*Exercise goal:* Each line of the listing below must be retyped exactly, with images left out.

*Record excerpts:*
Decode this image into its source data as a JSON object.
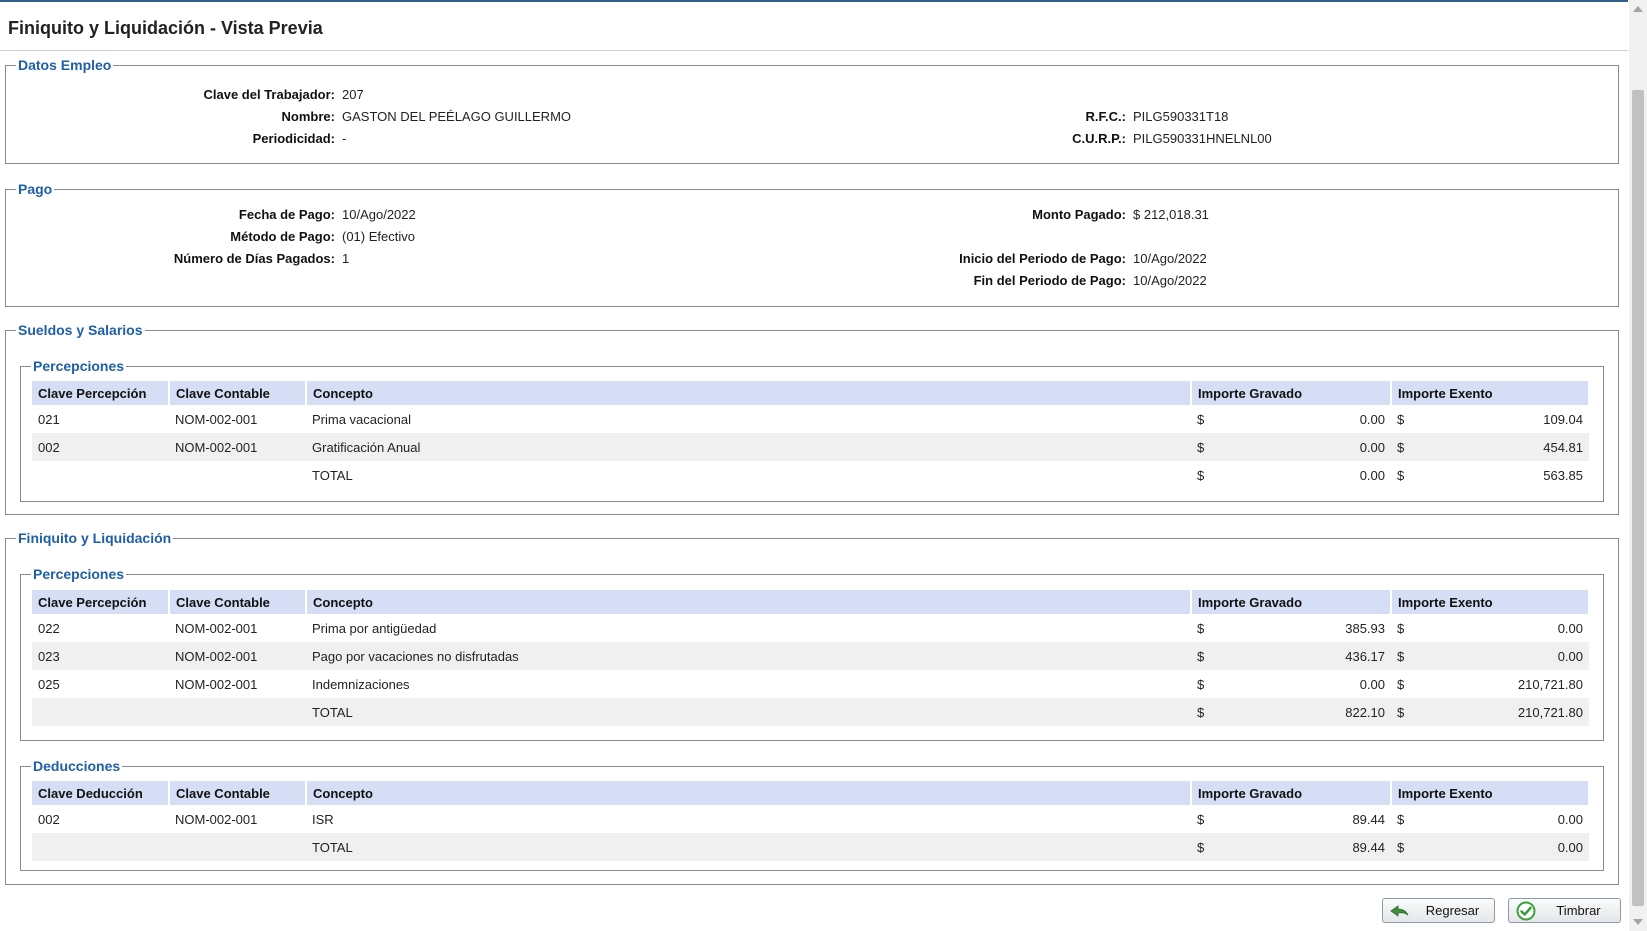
{
  "page": {
    "title": "Finiquito y Liquidación - Vista Previa"
  },
  "datos_empleo": {
    "legend": "Datos Empleo",
    "clave_label": "Clave del Trabajador:",
    "clave_value": "207",
    "nombre_label": "Nombre:",
    "nombre_value": "GASTON DEL PEÉLAGO GUILLERMO",
    "periodicidad_label": "Periodicidad:",
    "periodicidad_value": "-",
    "rfc_label": "R.F.C.:",
    "rfc_value": "PILG590331T18",
    "curp_label": "C.U.R.P.:",
    "curp_value": "PILG590331HNELNL00"
  },
  "pago": {
    "legend": "Pago",
    "fecha_label": "Fecha de Pago:",
    "fecha_value": "10/Ago/2022",
    "metodo_label": "Método de Pago:",
    "metodo_value": "(01) Efectivo",
    "dias_label": "Número de Días Pagados:",
    "dias_value": "1",
    "monto_label": "Monto Pagado:",
    "monto_value": "$ 212,018.31",
    "inicio_label": "Inicio del Periodo de Pago:",
    "inicio_value": "10/Ago/2022",
    "fin_label": "Fin del Periodo de Pago:",
    "fin_value": "10/Ago/2022"
  },
  "sueldos": {
    "legend": "Sueldos y Salarios",
    "percepciones": {
      "legend": "Percepciones",
      "headers": [
        "Clave Percepción",
        "Clave Contable",
        "Concepto",
        "Importe Gravado",
        "Importe Exento"
      ],
      "rows": [
        {
          "clave": "021",
          "contable": "NOM-002-001",
          "concepto": "Prima vacacional",
          "cur1": "$",
          "gravado": "0.00",
          "cur2": "$",
          "exento": "109.04"
        },
        {
          "clave": "002",
          "contable": "NOM-002-001",
          "concepto": "Gratificación Anual",
          "cur1": "$",
          "gravado": "0.00",
          "cur2": "$",
          "exento": "454.81"
        }
      ],
      "total": {
        "label": "TOTAL",
        "cur1": "$",
        "gravado": "0.00",
        "cur2": "$",
        "exento": "563.85"
      }
    }
  },
  "finiquito": {
    "legend": "Finiquito y Liquidación",
    "percepciones": {
      "legend": "Percepciones",
      "headers": [
        "Clave Percepción",
        "Clave Contable",
        "Concepto",
        "Importe Gravado",
        "Importe Exento"
      ],
      "rows": [
        {
          "clave": "022",
          "contable": "NOM-002-001",
          "concepto": "Prima por antigüedad",
          "cur1": "$",
          "gravado": "385.93",
          "cur2": "$",
          "exento": "0.00"
        },
        {
          "clave": "023",
          "contable": "NOM-002-001",
          "concepto": "Pago por vacaciones no disfrutadas",
          "cur1": "$",
          "gravado": "436.17",
          "cur2": "$",
          "exento": "0.00"
        },
        {
          "clave": "025",
          "contable": "NOM-002-001",
          "concepto": "Indemnizaciones",
          "cur1": "$",
          "gravado": "0.00",
          "cur2": "$",
          "exento": "210,721.80"
        }
      ],
      "total": {
        "label": "TOTAL",
        "cur1": "$",
        "gravado": "822.10",
        "cur2": "$",
        "exento": "210,721.80"
      }
    },
    "deducciones": {
      "legend": "Deducciones",
      "headers": [
        "Clave Deducción",
        "Clave Contable",
        "Concepto",
        "Importe Gravado",
        "Importe Exento"
      ],
      "rows": [
        {
          "clave": "002",
          "contable": "NOM-002-001",
          "concepto": "ISR",
          "cur1": "$",
          "gravado": "89.44",
          "cur2": "$",
          "exento": "0.00"
        }
      ],
      "total": {
        "label": "TOTAL",
        "cur1": "$",
        "gravado": "89.44",
        "cur2": "$",
        "exento": "0.00"
      }
    }
  },
  "buttons": {
    "regresar": {
      "label": "Regresar",
      "icon": "back-arrow-icon"
    },
    "timbrar": {
      "label": "Timbrar",
      "icon": "checkmark-icon"
    }
  },
  "colors": {
    "legend": "#1f5fa8",
    "header_bg": "#d6def5",
    "row_alt": "#f0f0f0"
  }
}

*Task response:*
Decode this image into its source data as a JSON object.
{
  "page": {
    "title": "Finiquito y Liquidación - Vista Previa"
  },
  "datos_empleo": {
    "legend": "Datos Empleo",
    "clave_label": "Clave del Trabajador:",
    "clave_value": "207",
    "nombre_label": "Nombre:",
    "nombre_value": "GASTON DEL PEÉLAGO GUILLERMO",
    "periodicidad_label": "Periodicidad:",
    "periodicidad_value": "-",
    "rfc_label": "R.F.C.:",
    "rfc_value": "PILG590331T18",
    "curp_label": "C.U.R.P.:",
    "curp_value": "PILG590331HNELNL00"
  },
  "pago": {
    "legend": "Pago",
    "fecha_label": "Fecha de Pago:",
    "fecha_value": "10/Ago/2022",
    "metodo_label": "Método de Pago:",
    "metodo_value": "(01) Efectivo",
    "dias_label": "Número de Días Pagados:",
    "dias_value": "1",
    "monto_label": "Monto Pagado:",
    "monto_value": "$ 212,018.31",
    "inicio_label": "Inicio del Periodo de Pago:",
    "inicio_value": "10/Ago/2022",
    "fin_label": "Fin del Periodo de Pago:",
    "fin_value": "10/Ago/2022"
  },
  "sueldos": {
    "legend": "Sueldos y Salarios",
    "percepciones": {
      "legend": "Percepciones",
      "headers": [
        "Clave Percepción",
        "Clave Contable",
        "Concepto",
        "Importe Gravado",
        "Importe Exento"
      ],
      "rows": [
        {
          "clave": "021",
          "contable": "NOM-002-001",
          "concepto": "Prima vacacional",
          "cur1": "$",
          "gravado": "0.00",
          "cur2": "$",
          "exento": "109.04"
        },
        {
          "clave": "002",
          "contable": "NOM-002-001",
          "concepto": "Gratificación Anual",
          "cur1": "$",
          "gravado": "0.00",
          "cur2": "$",
          "exento": "454.81"
        }
      ],
      "total": {
        "label": "TOTAL",
        "cur1": "$",
        "gravado": "0.00",
        "cur2": "$",
        "exento": "563.85"
      }
    }
  },
  "finiquito": {
    "legend": "Finiquito y Liquidación",
    "percepciones": {
      "legend": "Percepciones",
      "headers": [
        "Clave Percepción",
        "Clave Contable",
        "Concepto",
        "Importe Gravado",
        "Importe Exento"
      ],
      "rows": [
        {
          "clave": "022",
          "contable": "NOM-002-001",
          "concepto": "Prima por antigüedad",
          "cur1": "$",
          "gravado": "385.93",
          "cur2": "$",
          "exento": "0.00"
        },
        {
          "clave": "023",
          "contable": "NOM-002-001",
          "concepto": "Pago por vacaciones no disfrutadas",
          "cur1": "$",
          "gravado": "436.17",
          "cur2": "$",
          "exento": "0.00"
        },
        {
          "clave": "025",
          "contable": "NOM-002-001",
          "concepto": "Indemnizaciones",
          "cur1": "$",
          "gravado": "0.00",
          "cur2": "$",
          "exento": "210,721.80"
        }
      ],
      "total": {
        "label": "TOTAL",
        "cur1": "$",
        "gravado": "822.10",
        "cur2": "$",
        "exento": "210,721.80"
      }
    },
    "deducciones": {
      "legend": "Deducciones",
      "headers": [
        "Clave Deducción",
        "Clave Contable",
        "Concepto",
        "Importe Gravado",
        "Importe Exento"
      ],
      "rows": [
        {
          "clave": "002",
          "contable": "NOM-002-001",
          "concepto": "ISR",
          "cur1": "$",
          "gravado": "89.44",
          "cur2": "$",
          "exento": "0.00"
        }
      ],
      "total": {
        "label": "TOTAL",
        "cur1": "$",
        "gravado": "89.44",
        "cur2": "$",
        "exento": "0.00"
      }
    }
  },
  "buttons": {
    "regresar": {
      "label": "Regresar",
      "icon": "back-arrow-icon"
    },
    "timbrar": {
      "label": "Timbrar",
      "icon": "checkmark-icon"
    }
  },
  "colors": {
    "legend": "#1f5fa8",
    "header_bg": "#d6def5",
    "row_alt": "#f0f0f0"
  }
}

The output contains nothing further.